Hong Kong also shines on the question of broadband infrastructure. Its ICT industry is well developed and its mobile market is highly mature, with broadband adoption growing fast. Coupled with its reputation as a financial hub, the city has a modern infrastructure and excellent connectivity. Similarly, in terms of broadband adoption, availability and the overall status of the telco/IT infrastructure, Japan is a clear leader in the markets Cisco researched during its analysis.
The last aspect of the foundations for cloud growth in APAC that merits consideration is the extent to which cloud ‘factories’ – data centres – are being built. The research revealed Hong Kong did not perform highly in availability of Tier3 data centres and Australia was perceived to have a middle-position in the region for the same.
However, data centre activity in India is moving at breakneck speeds even though activity is centred on the lower end of the data centre spectrum as supply catches up with demand. With an influx of lower tier data centres, India runs the risk of needing to convert/consolidate a large portion of its data centres if cloud demand accelerates as expected.
In a separate global study released November 2011 entitled: “Cisco Global Cloud Index:
Forecast and Methodology, 2010–2015”, annual global cloud IP traffic is predicted to reach 1.6 zettabytes by the end of 2015, or 133 exabytes per month and global cloud IP traffic will grow at a CAGR of 66 per cent from 2010 to 2015. Simply stated, government investment, a favourable regulatory environment and an effective broadband/IT infrastructure are critical.
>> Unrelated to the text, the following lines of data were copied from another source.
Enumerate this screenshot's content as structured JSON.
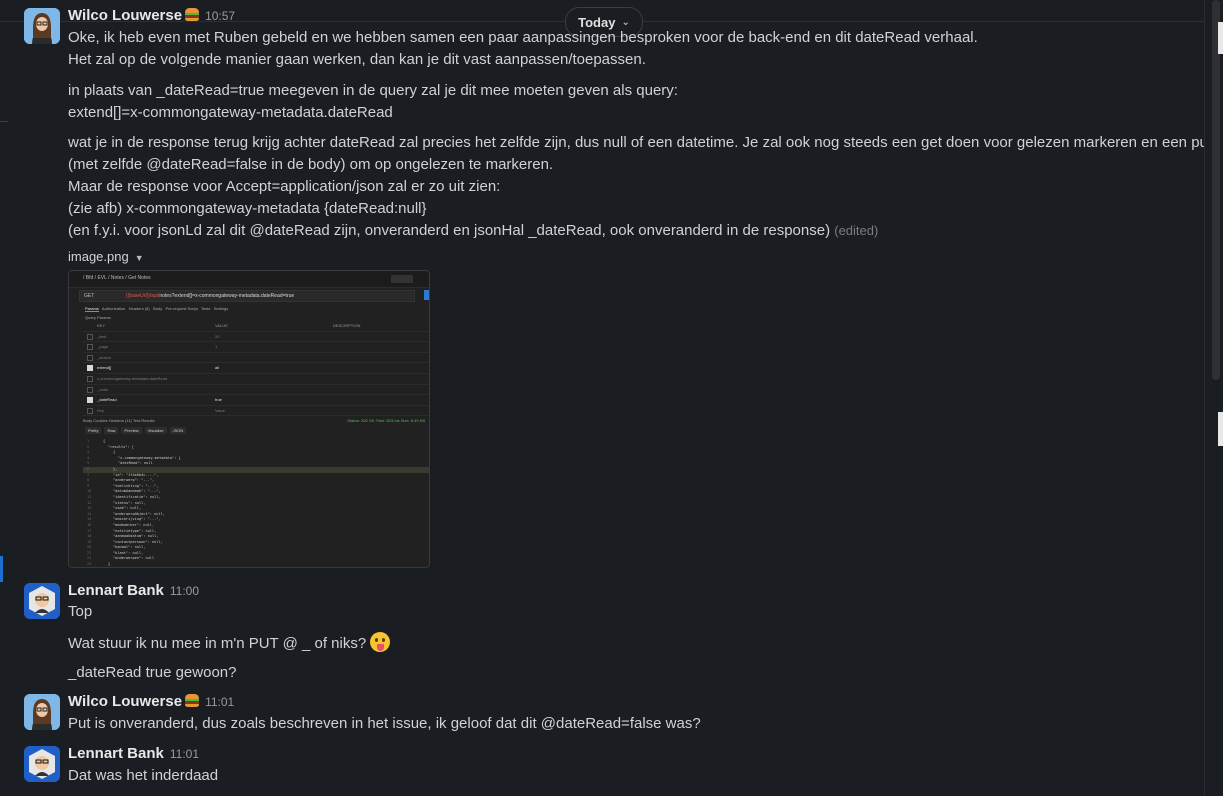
{
  "date_pill": "Today",
  "messages": [
    {
      "author": "Wilco Louwerse",
      "time": "10:57",
      "lines": [
        "Oke, ik heb even met Ruben gebeld en we hebben samen een paar aanpassingen besproken voor de back-end en dit dateRead verhaal.",
        "Het zal op de volgende manier gaan werken, dan kan je dit vast aanpassen/toepassen.",
        "in plaats van _dateRead=true meegeven in de query zal je dit mee moeten geven als query:",
        "extend[]=x-commongateway-metadata.dateRead",
        "wat je in de response terug krijg achter dateRead zal precies het zelfde zijn, dus null of een datetime. Je zal ook nog steeds een get doen voor gelezen markeren en een put",
        "(met zelfde @dateRead=false in de body) om op ongelezen te markeren.",
        "Maar de response voor Accept=application/json zal er zo uit zien:",
        "(zie afb) x-commongateway-metadata {dateRead:null}",
        "(en f.y.i. voor jsonLd zal dit @dateRead zijn, onveranderd en jsonHal _dateRead, ook onveranderd in de response)"
      ],
      "edited": "(edited)",
      "attachment": {
        "filename": "image.png",
        "breadcrumb": "/ Bfd / EVL / Notes / Get Notes",
        "method": "GET",
        "url_prefix": "{{baseUrl}}/api/",
        "url_rest": "notes?extend[]=x-commongateway-metadata.dateRead=true",
        "tabs": [
          "Params",
          "Authorization",
          "Headers (8)",
          "Body",
          "Pre-request Script",
          "Tests",
          "Settings"
        ],
        "section": "Query Params",
        "columns": [
          "KEY",
          "VALUE",
          "DESCRIPTION"
        ],
        "params": [
          {
            "key": "_limit",
            "value": "20",
            "checked": false
          },
          {
            "key": "_page",
            "value": "1",
            "checked": false
          },
          {
            "key": "_search",
            "value": "",
            "checked": false
          },
          {
            "key": "extend[]",
            "value": "all",
            "checked": true
          },
          {
            "key": "x-commongateway-metadata.dateRead",
            "value": "",
            "checked": false
          },
          {
            "key": "_order",
            "value": "",
            "checked": false
          },
          {
            "key": "_dateRead",
            "value": "true",
            "checked": true
          },
          {
            "key": "Key",
            "value": "Value",
            "checked": false
          }
        ],
        "response_tabs": "Body  Cookies  Headers (11)  Test Results",
        "status": "Status: 200 OK   Time: 823 ms   Size: 8.49 KB",
        "formats": [
          "Pretty",
          "Raw",
          "Preview",
          "Visualize",
          "JSON"
        ],
        "code": [
          "{",
          "\"results\": [",
          "{",
          "\"x-commongateway-metadata\": {",
          "\"dateRead\": null",
          "},",
          "\"id\": \"1f4e0b4c-...\",",
          "\"onderwerp\": \"...\",",
          "\"toelichting\": \"...\",",
          "\"datumAanmaak\": \"...\",",
          "\"identificatie\": null,",
          "\"status\": null,",
          "\"zaak\": null,",
          "\"onderwerpObject\": null,",
          "\"omschrijving\": \"...\",",
          "\"medewerker\": null,",
          "\"notitietype\": null,",
          "\"aanmaakdatum\": null,",
          "\"contactpersoon\": null,",
          "\"kanaal\": null,",
          "\"klant\": null,",
          "\"onderwerpen\": null",
          "}",
          "]"
        ]
      }
    },
    {
      "author": "Lennart Bank",
      "time": "11:00",
      "lines": [
        "Top",
        "Wat stuur ik nu mee in m'n PUT @ _ of niks?",
        "_dateRead true gewoon?"
      ]
    },
    {
      "author": "Wilco Louwerse",
      "time": "11:01",
      "lines": [
        "Put is onveranderd, dus zoals beschreven in het issue, ik geloof dat dit @dateRead=false was?"
      ]
    },
    {
      "author": "Lennart Bank",
      "time": "11:01",
      "lines": [
        "Dat was het inderdaad"
      ]
    }
  ],
  "colors": {
    "background": "#1a1d21",
    "accent": "#1d6fd1",
    "text": "#d1d2d3"
  },
  "icons": [
    "burger-emoji-icon",
    "tongue-emoji-icon",
    "chevron-down-icon"
  ]
}
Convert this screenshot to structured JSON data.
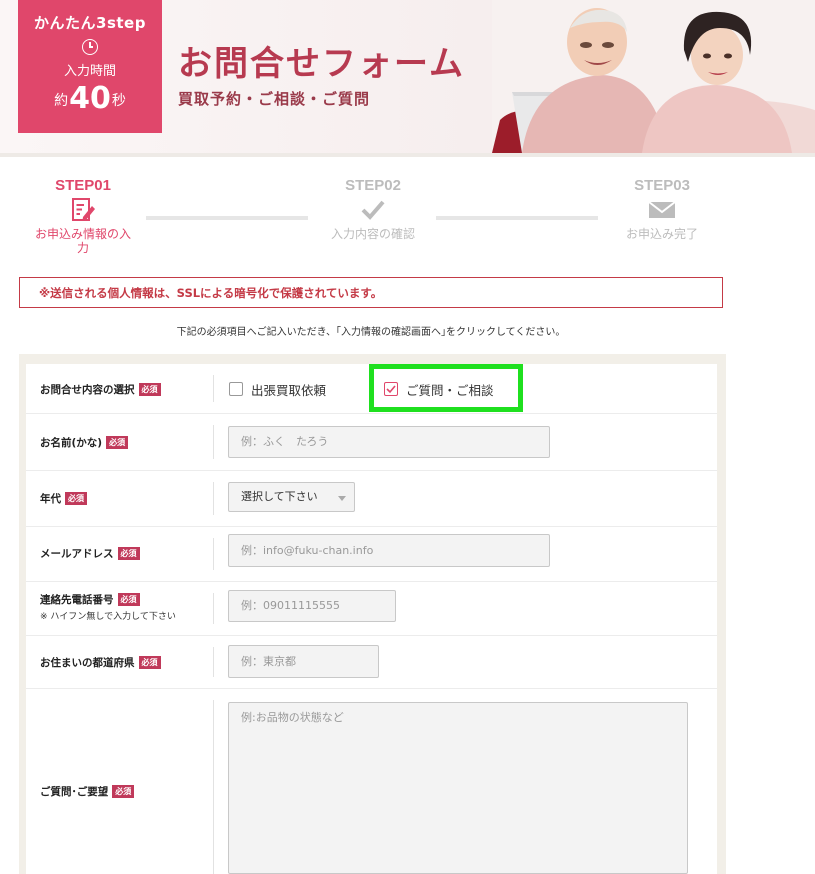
{
  "header": {
    "badge": {
      "steps": "かんたん3step",
      "input_time_label": "入力時間",
      "duration_prefix": "約",
      "duration_value": "40",
      "duration_suffix": "秒"
    },
    "title": "お問合せフォーム",
    "subtitle": "買取予約・ご相談・ご質問"
  },
  "steps": [
    {
      "label": "STEP01",
      "desc": "お申込み情報の入力",
      "status": "active",
      "icon": "edit-icon"
    },
    {
      "label": "STEP02",
      "desc": "入力内容の確認",
      "status": "inactive",
      "icon": "check-icon"
    },
    {
      "label": "STEP03",
      "desc": "お申込み完了",
      "status": "inactive",
      "icon": "mail-icon"
    }
  ],
  "notice": "※送信される個人情報は、SSLによる暗号化で保護されています。",
  "instruction": "下記の必須項目へご記入いただき、｢入力情報の確認画面へ｣をクリックしてください。",
  "required_badge": "必須",
  "form": {
    "inquiry_type": {
      "label": "お問合せ内容の選択",
      "options": [
        {
          "label": "出張買取依頼",
          "checked": false
        },
        {
          "label": "ご質問・ご相談",
          "checked": true
        }
      ]
    },
    "name_kana": {
      "label": "お名前(かな)",
      "placeholder": "例：ふく　たろう"
    },
    "age": {
      "label": "年代",
      "selected": "選択して下さい"
    },
    "email": {
      "label": "メールアドレス",
      "placeholder": "例：info@fuku-chan.info"
    },
    "phone": {
      "label": "連絡先電話番号",
      "note": "※ ハイフン無しで入力して下さい",
      "placeholder": "例：09011115555"
    },
    "prefecture": {
      "label": "お住まいの都道府県",
      "placeholder": "例：東京都"
    },
    "message": {
      "label": "ご質問･ご要望",
      "placeholder": "例:お品物の状態など"
    }
  },
  "colors": {
    "accent": "#e0476b",
    "title": "#b73a50",
    "notice": "#c43a46",
    "highlight": "#1fe01f",
    "inactive": "#bcbcbc"
  }
}
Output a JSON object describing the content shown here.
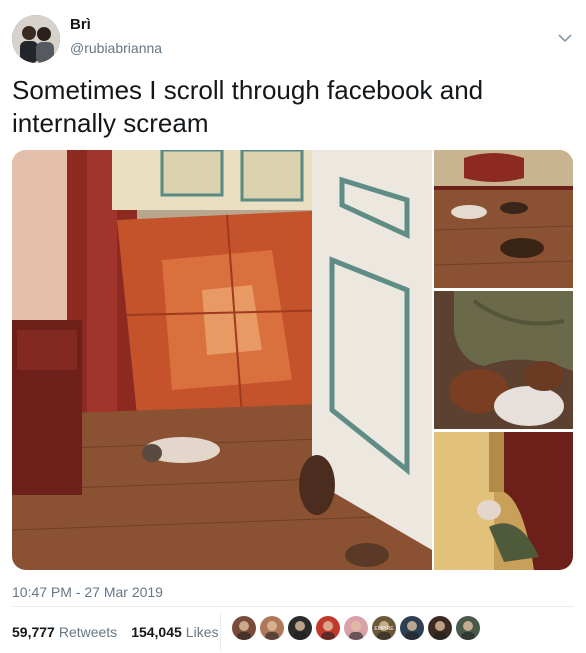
{
  "author": {
    "display_name": "Brì",
    "handle": "@rubiabrianna",
    "avatar_icon": "profile-photo-avatar"
  },
  "tweet": {
    "text": "Sometimes I scroll through facebook and internally scream",
    "timestamp": "10:47 PM - 27 Mar 2019"
  },
  "stats": {
    "retweets_count": "59,777",
    "retweets_label": "Retweets",
    "likes_count": "154,045",
    "likes_label": "Likes"
  },
  "likers": [
    {
      "name": "liker-avatar-1",
      "color": "#7a4b3a"
    },
    {
      "name": "liker-avatar-2",
      "color": "#b07a5a"
    },
    {
      "name": "liker-avatar-3",
      "color": "#2b2b2b"
    },
    {
      "name": "liker-avatar-4",
      "color": "#c0392b"
    },
    {
      "name": "liker-avatar-5",
      "color": "#d9a0a8"
    },
    {
      "name": "liker-avatar-6",
      "color": "#6b5a3a",
      "badge": "EMPIRE"
    },
    {
      "name": "liker-avatar-7",
      "color": "#2c3e50"
    },
    {
      "name": "liker-avatar-8",
      "color": "#3b2a22"
    },
    {
      "name": "liker-avatar-9",
      "color": "#4a5a4a"
    }
  ],
  "colors": {
    "text_primary": "#14171a",
    "text_secondary": "#657786",
    "divider": "#e6ecf0"
  }
}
Weakness in any of these three factors will materially curtail cloud development in any given country.
Is the cloud supply chain building up?
The level of cloud vendor activity in each market needs to be examined as a leadership indicator alongside the level of partnership activity. For example, given Japan’s recent status as the region’s second largest economy (only surpassed by China), Japan has a broad and diverse pool of vendors to support its move to cloud computing. Since Q1-FY10, Cisco identified 59 total cloud partnerships in Japan with relationships forecast between firms across the IT spectrum and targeting every level of the cloud stack.
By contrast, Indonesia’s relatively small economy and relatively closed business environment means the vendor pool to pull from for cloud products and adoption is materially smaller than other countries in Cisco’s analysis. In addition, multinationals and other vendors looking to partner, invest and expand will likely be drawn to more business-friendly destinations.
Connected to this is the level of VC funding and M&A activity in each market, with Japan, Hong Kong and Australia all rising significantly and indicating a cloud leadership position. In India, deals in the SaaS market have dominated M&A activity.
By answering both these questions thoroughly, we can look ‘beyond revenue’. Cisco’s initial findings demonstrate a wide gap between Asia’s developed and developing nations and on a broader regional basis, it confirms the thesis that these countries are largely still in the ‘foundation’ phase. It is simply too early to use revenue as a realistic, stand-alone measure of the level of cloud activity, in order to highlight ‘best practice’.
The next two years are critical for government regulation, investment and support to help get these markets off the ground. A great deal of development continues to be necessary across the region to create viable, sustainable cloud markets. Companies and investors that continue to examine these markets solely on the basis of revenues generated, run the risk of ‘backing the wrong cloud’ unless they examine the true foundation activity crucial for long-term. To fully understand the cloud in APAC, let’s look ‘beyond revenue’. Let’s roll up our sleeves and dig a bit deeper.
Courtney Dodds is a data centre portfolio manager for Cisco Australia